## Exercise description
Retype each line below without a single alteration.

==== Input material

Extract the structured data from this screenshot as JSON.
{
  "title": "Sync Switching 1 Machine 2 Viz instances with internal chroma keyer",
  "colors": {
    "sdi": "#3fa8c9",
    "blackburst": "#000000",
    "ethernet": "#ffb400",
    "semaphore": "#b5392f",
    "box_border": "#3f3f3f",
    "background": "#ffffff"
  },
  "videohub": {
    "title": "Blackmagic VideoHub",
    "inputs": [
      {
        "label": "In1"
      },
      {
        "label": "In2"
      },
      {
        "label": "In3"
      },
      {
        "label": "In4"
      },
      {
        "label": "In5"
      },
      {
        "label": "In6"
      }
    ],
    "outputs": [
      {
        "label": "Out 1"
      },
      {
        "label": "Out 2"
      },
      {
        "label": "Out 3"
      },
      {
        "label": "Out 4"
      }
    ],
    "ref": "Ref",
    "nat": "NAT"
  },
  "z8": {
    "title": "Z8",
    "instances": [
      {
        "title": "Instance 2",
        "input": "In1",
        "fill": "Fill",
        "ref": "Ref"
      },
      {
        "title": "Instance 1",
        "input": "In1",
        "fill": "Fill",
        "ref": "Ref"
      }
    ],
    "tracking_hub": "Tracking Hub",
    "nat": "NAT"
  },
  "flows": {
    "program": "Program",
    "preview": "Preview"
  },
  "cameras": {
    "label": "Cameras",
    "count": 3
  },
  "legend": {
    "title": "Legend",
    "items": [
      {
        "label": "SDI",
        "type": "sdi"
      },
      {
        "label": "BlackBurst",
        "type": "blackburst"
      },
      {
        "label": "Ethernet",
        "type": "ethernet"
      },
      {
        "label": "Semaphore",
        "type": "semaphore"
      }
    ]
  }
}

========

## Output of the exercise
Extract the structured data from this screenshot as JSON.
{
  "title": "Sync Switching 1 Machine 2 Viz instances with internal chroma keyer",
  "colors": {
    "sdi": "#3fa8c9",
    "blackburst": "#000000",
    "ethernet": "#ffb400",
    "semaphore": "#b5392f",
    "box_border": "#3f3f3f",
    "background": "#ffffff"
  },
  "videohub": {
    "title": "Blackmagic VideoHub",
    "inputs": [
      {
        "label": "In1"
      },
      {
        "label": "In2"
      },
      {
        "label": "In3"
      },
      {
        "label": "In4"
      },
      {
        "label": "In5"
      },
      {
        "label": "In6"
      }
    ],
    "outputs": [
      {
        "label": "Out 1"
      },
      {
        "label": "Out 2"
      },
      {
        "label": "Out 3"
      },
      {
        "label": "Out 4"
      }
    ],
    "ref": "Ref",
    "nat": "NAT"
  },
  "z8": {
    "title": "Z8",
    "instances": [
      {
        "title": "Instance 2",
        "input": "In1",
        "fill": "Fill",
        "ref": "Ref"
      },
      {
        "title": "Instance 1",
        "input": "In1",
        "fill": "Fill",
        "ref": "Ref"
      }
    ],
    "tracking_hub": "Tracking Hub",
    "nat": "NAT"
  },
  "flows": {
    "program": "Program",
    "preview": "Preview"
  },
  "cameras": {
    "label": "Cameras",
    "count": 3
  },
  "legend": {
    "title": "Legend",
    "items": [
      {
        "label": "SDI",
        "type": "sdi"
      },
      {
        "label": "BlackBurst",
        "type": "blackburst"
      },
      {
        "label": "Ethernet",
        "type": "ethernet"
      },
      {
        "label": "Semaphore",
        "type": "semaphore"
      }
    ]
  }
}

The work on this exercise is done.